Segment Start: RECORDS SHOWN
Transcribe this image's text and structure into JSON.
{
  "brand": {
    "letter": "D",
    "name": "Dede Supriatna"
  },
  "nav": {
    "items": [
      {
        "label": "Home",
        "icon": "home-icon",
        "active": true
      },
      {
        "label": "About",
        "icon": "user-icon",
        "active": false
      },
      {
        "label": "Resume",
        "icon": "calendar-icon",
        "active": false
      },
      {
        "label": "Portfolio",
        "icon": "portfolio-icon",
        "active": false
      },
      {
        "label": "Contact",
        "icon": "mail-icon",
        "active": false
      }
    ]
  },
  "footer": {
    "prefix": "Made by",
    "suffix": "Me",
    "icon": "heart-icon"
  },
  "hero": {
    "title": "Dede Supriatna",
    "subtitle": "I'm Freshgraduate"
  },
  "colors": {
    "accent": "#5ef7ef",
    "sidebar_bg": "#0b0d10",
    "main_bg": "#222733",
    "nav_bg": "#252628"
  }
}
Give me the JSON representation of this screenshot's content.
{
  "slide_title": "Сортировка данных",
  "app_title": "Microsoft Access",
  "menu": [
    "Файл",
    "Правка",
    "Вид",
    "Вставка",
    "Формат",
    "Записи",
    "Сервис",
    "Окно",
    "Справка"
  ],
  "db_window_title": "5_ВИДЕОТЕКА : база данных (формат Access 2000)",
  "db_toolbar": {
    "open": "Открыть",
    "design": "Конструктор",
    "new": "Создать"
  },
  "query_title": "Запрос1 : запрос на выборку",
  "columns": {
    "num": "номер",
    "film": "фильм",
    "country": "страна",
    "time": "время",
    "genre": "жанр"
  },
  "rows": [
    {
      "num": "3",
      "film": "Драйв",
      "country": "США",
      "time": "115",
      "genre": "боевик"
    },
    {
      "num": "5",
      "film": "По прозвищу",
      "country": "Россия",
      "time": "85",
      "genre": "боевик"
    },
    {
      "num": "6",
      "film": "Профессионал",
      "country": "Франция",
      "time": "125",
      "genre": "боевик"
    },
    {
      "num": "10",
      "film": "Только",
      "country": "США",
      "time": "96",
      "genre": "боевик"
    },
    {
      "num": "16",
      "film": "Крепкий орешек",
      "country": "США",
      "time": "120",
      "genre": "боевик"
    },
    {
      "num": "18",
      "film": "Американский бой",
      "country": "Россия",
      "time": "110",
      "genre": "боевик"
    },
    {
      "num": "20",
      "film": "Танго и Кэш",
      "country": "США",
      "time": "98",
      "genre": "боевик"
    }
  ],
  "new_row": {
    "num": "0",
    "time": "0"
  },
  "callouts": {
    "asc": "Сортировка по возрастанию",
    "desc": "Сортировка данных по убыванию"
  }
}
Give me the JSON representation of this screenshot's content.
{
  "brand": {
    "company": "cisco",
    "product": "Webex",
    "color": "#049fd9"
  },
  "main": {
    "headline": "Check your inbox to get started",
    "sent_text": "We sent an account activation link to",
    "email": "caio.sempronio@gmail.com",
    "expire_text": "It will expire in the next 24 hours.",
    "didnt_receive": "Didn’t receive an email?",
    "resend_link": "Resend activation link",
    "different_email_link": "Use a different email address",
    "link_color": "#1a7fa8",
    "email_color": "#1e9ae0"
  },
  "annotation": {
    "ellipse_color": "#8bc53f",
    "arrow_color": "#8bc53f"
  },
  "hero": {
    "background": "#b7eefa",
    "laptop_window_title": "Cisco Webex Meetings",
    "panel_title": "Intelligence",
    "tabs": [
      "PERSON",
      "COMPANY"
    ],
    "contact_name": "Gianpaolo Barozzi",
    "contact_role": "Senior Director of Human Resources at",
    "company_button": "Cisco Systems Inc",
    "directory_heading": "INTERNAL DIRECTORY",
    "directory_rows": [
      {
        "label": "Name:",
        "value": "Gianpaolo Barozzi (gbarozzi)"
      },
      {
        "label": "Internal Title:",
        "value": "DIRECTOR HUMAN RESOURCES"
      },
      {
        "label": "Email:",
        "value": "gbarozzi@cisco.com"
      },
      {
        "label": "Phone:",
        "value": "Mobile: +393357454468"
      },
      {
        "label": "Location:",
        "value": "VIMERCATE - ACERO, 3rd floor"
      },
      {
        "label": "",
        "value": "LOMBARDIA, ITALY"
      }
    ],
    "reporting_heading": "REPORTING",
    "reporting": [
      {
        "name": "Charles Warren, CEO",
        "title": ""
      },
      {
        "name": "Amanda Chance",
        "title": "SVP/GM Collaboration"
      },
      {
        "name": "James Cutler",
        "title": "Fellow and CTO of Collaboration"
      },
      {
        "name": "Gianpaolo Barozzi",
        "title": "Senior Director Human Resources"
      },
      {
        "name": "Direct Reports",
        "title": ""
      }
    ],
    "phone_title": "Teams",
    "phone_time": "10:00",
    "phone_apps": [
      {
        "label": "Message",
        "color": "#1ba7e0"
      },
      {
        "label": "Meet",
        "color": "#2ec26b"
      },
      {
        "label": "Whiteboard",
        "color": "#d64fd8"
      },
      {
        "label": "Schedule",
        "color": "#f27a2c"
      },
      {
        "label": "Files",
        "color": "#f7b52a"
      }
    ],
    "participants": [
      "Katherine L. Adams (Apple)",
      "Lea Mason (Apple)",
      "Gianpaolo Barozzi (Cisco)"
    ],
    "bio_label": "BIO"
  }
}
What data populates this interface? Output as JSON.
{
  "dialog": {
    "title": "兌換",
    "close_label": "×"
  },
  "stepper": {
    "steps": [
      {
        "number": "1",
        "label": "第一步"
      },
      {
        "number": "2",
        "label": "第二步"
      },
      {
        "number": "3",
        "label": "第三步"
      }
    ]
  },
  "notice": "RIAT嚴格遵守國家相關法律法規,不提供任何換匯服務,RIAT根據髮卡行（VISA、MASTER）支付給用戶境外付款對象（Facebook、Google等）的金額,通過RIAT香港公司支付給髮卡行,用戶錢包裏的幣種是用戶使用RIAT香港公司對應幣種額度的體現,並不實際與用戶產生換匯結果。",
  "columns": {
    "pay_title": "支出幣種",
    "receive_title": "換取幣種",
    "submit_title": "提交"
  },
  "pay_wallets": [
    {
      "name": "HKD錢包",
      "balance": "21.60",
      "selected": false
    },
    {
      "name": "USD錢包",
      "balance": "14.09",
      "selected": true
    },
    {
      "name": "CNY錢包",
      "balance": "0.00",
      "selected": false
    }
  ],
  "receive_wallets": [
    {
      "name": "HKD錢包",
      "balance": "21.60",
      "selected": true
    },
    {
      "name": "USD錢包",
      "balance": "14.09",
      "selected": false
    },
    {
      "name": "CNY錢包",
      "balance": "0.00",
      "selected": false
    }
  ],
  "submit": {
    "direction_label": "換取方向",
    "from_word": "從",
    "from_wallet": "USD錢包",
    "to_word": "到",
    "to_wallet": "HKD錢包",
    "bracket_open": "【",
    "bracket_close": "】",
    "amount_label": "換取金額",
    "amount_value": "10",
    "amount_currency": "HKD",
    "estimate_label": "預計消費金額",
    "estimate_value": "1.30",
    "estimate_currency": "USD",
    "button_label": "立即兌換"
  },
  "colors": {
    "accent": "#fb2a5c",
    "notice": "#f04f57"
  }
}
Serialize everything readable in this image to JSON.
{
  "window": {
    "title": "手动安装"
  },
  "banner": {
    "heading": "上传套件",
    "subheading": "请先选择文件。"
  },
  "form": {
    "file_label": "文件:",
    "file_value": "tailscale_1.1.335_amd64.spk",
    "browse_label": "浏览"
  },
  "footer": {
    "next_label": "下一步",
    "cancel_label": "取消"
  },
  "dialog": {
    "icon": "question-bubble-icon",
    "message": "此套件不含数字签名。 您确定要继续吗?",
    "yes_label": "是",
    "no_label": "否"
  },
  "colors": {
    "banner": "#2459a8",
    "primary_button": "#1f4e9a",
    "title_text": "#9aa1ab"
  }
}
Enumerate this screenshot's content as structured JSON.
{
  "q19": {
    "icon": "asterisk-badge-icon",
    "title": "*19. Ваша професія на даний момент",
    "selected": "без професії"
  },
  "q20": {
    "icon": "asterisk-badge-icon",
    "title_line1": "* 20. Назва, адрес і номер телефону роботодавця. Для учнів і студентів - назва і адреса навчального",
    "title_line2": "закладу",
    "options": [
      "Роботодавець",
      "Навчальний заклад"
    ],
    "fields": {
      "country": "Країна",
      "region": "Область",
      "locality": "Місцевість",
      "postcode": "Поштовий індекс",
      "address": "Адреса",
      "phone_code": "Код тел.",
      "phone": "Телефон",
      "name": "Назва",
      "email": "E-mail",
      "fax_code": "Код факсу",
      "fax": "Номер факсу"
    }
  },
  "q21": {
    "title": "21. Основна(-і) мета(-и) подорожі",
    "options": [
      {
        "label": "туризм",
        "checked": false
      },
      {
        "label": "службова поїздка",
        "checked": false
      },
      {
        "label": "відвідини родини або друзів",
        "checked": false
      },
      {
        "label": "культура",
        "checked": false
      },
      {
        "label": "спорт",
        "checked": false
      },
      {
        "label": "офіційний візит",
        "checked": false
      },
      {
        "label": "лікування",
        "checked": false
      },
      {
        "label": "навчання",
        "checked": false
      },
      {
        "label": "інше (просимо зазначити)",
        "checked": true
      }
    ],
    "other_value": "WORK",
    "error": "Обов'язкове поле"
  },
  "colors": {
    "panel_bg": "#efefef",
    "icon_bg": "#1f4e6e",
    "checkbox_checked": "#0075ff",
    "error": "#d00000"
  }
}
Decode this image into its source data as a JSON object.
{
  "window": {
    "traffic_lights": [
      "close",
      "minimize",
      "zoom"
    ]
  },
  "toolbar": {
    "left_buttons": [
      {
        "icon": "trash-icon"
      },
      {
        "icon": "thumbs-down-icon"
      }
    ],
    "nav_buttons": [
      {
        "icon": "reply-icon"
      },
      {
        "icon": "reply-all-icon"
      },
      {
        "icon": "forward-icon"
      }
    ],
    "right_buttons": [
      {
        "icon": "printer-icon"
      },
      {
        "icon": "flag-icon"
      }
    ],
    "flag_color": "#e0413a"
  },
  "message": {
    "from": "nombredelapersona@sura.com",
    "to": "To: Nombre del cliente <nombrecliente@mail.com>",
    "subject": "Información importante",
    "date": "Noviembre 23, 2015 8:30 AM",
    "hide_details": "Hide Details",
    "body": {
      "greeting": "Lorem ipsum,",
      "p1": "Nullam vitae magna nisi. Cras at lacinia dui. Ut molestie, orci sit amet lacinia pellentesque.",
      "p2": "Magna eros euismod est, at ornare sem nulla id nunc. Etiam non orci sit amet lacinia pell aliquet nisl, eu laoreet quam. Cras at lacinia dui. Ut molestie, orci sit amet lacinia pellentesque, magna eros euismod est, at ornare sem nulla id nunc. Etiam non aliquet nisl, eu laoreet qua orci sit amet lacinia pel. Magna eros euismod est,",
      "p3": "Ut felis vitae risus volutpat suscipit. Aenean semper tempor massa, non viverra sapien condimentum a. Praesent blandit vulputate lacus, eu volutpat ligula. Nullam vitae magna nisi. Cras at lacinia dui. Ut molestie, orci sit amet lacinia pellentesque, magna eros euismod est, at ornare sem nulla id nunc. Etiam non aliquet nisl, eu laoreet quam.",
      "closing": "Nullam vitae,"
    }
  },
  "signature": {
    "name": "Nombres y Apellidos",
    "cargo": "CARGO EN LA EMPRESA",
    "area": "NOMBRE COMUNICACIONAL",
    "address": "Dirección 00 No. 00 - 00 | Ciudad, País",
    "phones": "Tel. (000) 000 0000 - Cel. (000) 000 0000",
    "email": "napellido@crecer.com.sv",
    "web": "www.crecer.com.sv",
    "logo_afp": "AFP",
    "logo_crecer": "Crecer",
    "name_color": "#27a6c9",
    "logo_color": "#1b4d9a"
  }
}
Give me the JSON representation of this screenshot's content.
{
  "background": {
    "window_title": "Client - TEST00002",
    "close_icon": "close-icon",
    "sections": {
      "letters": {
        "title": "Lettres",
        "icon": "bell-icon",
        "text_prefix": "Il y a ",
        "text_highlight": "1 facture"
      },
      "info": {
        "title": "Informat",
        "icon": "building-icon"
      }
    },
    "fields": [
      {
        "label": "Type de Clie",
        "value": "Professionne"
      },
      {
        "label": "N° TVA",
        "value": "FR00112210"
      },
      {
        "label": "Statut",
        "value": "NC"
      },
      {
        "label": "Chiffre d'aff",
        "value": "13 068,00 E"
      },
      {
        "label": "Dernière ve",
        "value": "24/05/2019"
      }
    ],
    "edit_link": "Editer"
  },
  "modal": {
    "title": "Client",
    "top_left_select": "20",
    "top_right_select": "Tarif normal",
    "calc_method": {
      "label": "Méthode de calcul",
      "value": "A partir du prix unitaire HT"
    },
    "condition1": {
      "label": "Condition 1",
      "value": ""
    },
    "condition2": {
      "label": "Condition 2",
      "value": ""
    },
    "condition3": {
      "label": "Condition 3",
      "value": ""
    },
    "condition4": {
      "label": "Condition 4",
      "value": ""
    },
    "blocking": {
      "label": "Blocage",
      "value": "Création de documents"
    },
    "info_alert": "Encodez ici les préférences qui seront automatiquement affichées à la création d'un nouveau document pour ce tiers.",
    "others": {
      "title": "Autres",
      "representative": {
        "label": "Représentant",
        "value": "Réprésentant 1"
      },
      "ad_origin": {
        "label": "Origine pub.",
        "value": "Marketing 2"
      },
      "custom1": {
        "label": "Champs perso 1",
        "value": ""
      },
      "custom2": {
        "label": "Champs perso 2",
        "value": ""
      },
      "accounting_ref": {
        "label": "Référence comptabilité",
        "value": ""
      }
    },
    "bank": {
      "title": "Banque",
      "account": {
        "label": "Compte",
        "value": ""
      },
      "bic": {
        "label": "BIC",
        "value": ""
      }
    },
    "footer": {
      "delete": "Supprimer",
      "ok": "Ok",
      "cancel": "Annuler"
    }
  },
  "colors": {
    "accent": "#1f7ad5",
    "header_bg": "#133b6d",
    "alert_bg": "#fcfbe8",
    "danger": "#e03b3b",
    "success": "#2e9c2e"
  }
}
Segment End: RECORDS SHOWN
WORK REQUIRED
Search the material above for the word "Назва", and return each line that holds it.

YOUR SOLUTION
    "title_line1": "* 20. Назва, адрес і номер телефону роботодавця. Для учнів і студентів - назва і адреса навчального",
      "name": "Назва",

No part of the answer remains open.